A novella with the intense atmosphere of 1980s Communist Czechoslovakia in a district of Prague.
The author carries on the tradition of Czech prose from the working-class district of Žižkov in Prague. She brings 1980s Žižkov to life with a wealth of characters who have their own micro-stories: secret policemen, prostitutes, currency speculators, as well as children and abused animals – at one point they were all part of this district for the poor and marginalized, who spoke the language of the tenements. The main characters are schoolchildren from one class, on the threshold of adulthood, but at the same time on the margins of society. The novella portrays the difficult period towards the end of the communist regime through their eyes and voices.
“The Normalization jungle is ruled by predators who prey on the defenceless. The atmosphere is enhanced by the Prague slang used by both the characters and the narrator. And this language has been precisely observed, just as life in Žižkov during this period of great upheaval has been precisely captured.”
“Bohatá evokes the atmosphere of growing up in an area which is very far from harmonious, where latent as well as overt violence are constantly present.”
About the author:

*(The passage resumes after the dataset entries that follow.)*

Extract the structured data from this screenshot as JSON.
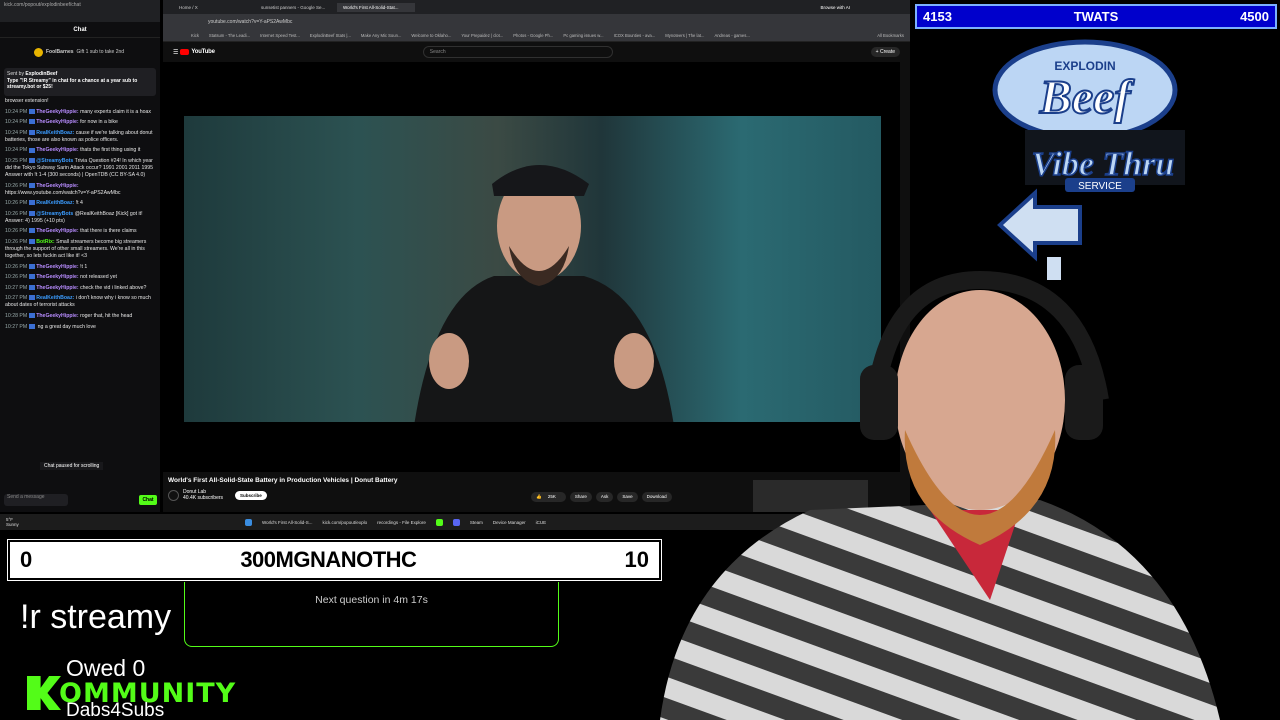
{
  "chat": {
    "browser_url": "kick.com/popout/explodinbeef/chat",
    "title": "Chat",
    "gift_user": "FoolBarnes",
    "gift_text": "Gift 1 sub to take 2nd",
    "pinned_by": "Sent by",
    "pinned_by_user": "ExplodinBeef",
    "pinned_text": "Type \"!R Streamy\" in chat for a chance at a year sub to streamy.bot or $25!",
    "pinned_tail": "browser extension!",
    "messages": [
      {
        "time": "10:24 PM",
        "user": "TheGeekyHippie:",
        "text": "many experts claim it is a hoax",
        "color": "#b88cff"
      },
      {
        "time": "10:24 PM",
        "user": "TheGeekyHippie:",
        "text": "for now in a bike",
        "color": "#b88cff"
      },
      {
        "time": "10:24 PM",
        "user": "RealKeithBoaz:",
        "text": "cause if we're talking about donut batteries, those are also known as police officers.",
        "color": "#3b9cff"
      },
      {
        "time": "10:24 PM",
        "user": "TheGeekyHippie:",
        "text": "thats the first thing using it",
        "color": "#b88cff"
      },
      {
        "time": "10:25 PM",
        "user": "@StreamyBots",
        "text": "Trivia Question #24! In which year did the Tokyo Subway Sarin Attack occur? 1991 2001 2011 1995 Answer with !t 1-4 (300 seconds) | OpenTDB (CC BY-SA 4.0)",
        "color": "#3b9cff"
      },
      {
        "time": "10:26 PM",
        "user": "TheGeekyHippie:",
        "text": "https://www.youtube.com/watch?v=Y-aPS2AwMbc",
        "color": "#b88cff"
      },
      {
        "time": "10:26 PM",
        "user": "RealKeithBoaz:",
        "text": "!t 4",
        "color": "#3b9cff"
      },
      {
        "time": "10:26 PM",
        "user": "@StreamyBots",
        "text": "@RealKeithBoaz [Kick] got it! Answer: 4) 1995 (+10 pts)",
        "color": "#3b9cff"
      },
      {
        "time": "10:26 PM",
        "user": "TheGeekyHippie:",
        "text": "that there is there claims",
        "color": "#b88cff"
      },
      {
        "time": "10:26 PM",
        "user": "BotRix:",
        "text": "Small streamers become big streamers through the support of other small streamers. We're all in this together, so lets fuckin act like it! <3",
        "color": "#53fc18"
      },
      {
        "time": "10:26 PM",
        "user": "TheGeekyHippie:",
        "text": "!t 1",
        "color": "#b88cff"
      },
      {
        "time": "10:26 PM",
        "user": "TheGeekyHippie:",
        "text": "not released yet",
        "color": "#b88cff"
      },
      {
        "time": "10:27 PM",
        "user": "TheGeekyHippie:",
        "text": "check the vid i linked above?",
        "color": "#b88cff"
      },
      {
        "time": "10:27 PM",
        "user": "RealKeithBoaz:",
        "text": "i don't know why i know so much about dates of terrorist attacks",
        "color": "#3b9cff"
      },
      {
        "time": "10:28 PM",
        "user": "TheGeekyHippie:",
        "text": "roger that, hit the head",
        "color": "#b88cff"
      },
      {
        "time": "10:27 PM",
        "user": "",
        "text": "ng a great day much love",
        "color": "#b88cff"
      }
    ],
    "paused": "Chat paused for scrolling",
    "input_placeholder": "Send a message",
    "send_label": "Chat"
  },
  "browser": {
    "tabs": [
      "Home / X",
      "sunsetist panners - Google Se...",
      "World's First All-Solid-Stat..."
    ],
    "ai_label": "Browse with AI",
    "url": "youtube.com/watch?v=Y-aPS2AwMbc",
    "bookmarks": [
      "Kick",
      "Statsum - The Leadi...",
      "Internet Speed Test...",
      "ExplodinBeef Stats |...",
      "Make Any Mic Soun...",
      "Welcome to Oklaho...",
      "Your Prepaidez | clot...",
      "Photos - Google Ph...",
      "Pc gaming issues w...",
      "ICOX Bounties - ava...",
      "Mynoteers | The lat...",
      "Andreas - games..."
    ],
    "all_bookmarks": "All Bookmarks",
    "yt_logo": "YouTube",
    "search_placeholder": "Search",
    "create": "+ Create",
    "video_title": "World's First All-Solid-State Battery in Production Vehicles | Donut Battery",
    "channel_name": "Donut Lab",
    "channel_subs": "40.4K subscribers",
    "subscribe": "Subscribe",
    "likes": "25K",
    "share": "Share",
    "ask": "Ask",
    "save": "Save",
    "download": "Download"
  },
  "taskbar": {
    "weather_temp": "5°F",
    "weather_desc": "Sunny",
    "items": [
      "World's First All-Solid-S...",
      "kick.com/popout/explo",
      "recordings - File Explore",
      "Steam",
      "Device Manager",
      "iCUE"
    ]
  },
  "overlay": {
    "score_left": "4153",
    "score_label": "TWATS",
    "score_right": "4500",
    "logo_top": "EXPLODIN",
    "logo_main": "Beef",
    "logo_sub": "Vibe Thru",
    "logo_service": "SERVICE",
    "trivia_left": "0",
    "trivia_center": "300MGNANOTHC",
    "trivia_right": "10",
    "streamy": "!r streamy",
    "next_question": "Next question in 4m 17s",
    "owed": "Owed 0",
    "kommunity": "OMMUNITY",
    "dabs": "Dabs4Subs"
  },
  "colors": {
    "kick_green": "#53fc18",
    "scorebar_blue": "#0000cc",
    "yt_red": "#ff0000"
  }
}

Simona Bohatá (1965) is a novelist and writer of song lyrics. She studied at a secondary school specializing in economics and then graduated from the Ježek Conservatory in lyrics and screenwriting. She grew up in the Prague district of Žižkov in the 1980s, which is the setting for her novel Všichni sou trapný (They’re All So Lame, 2019). She described her childhood and adolescence in her debut work Máňa a my druzí (Máňa and the Rest of Us, 2017). She lives in a small village near Jindřichův Hradec.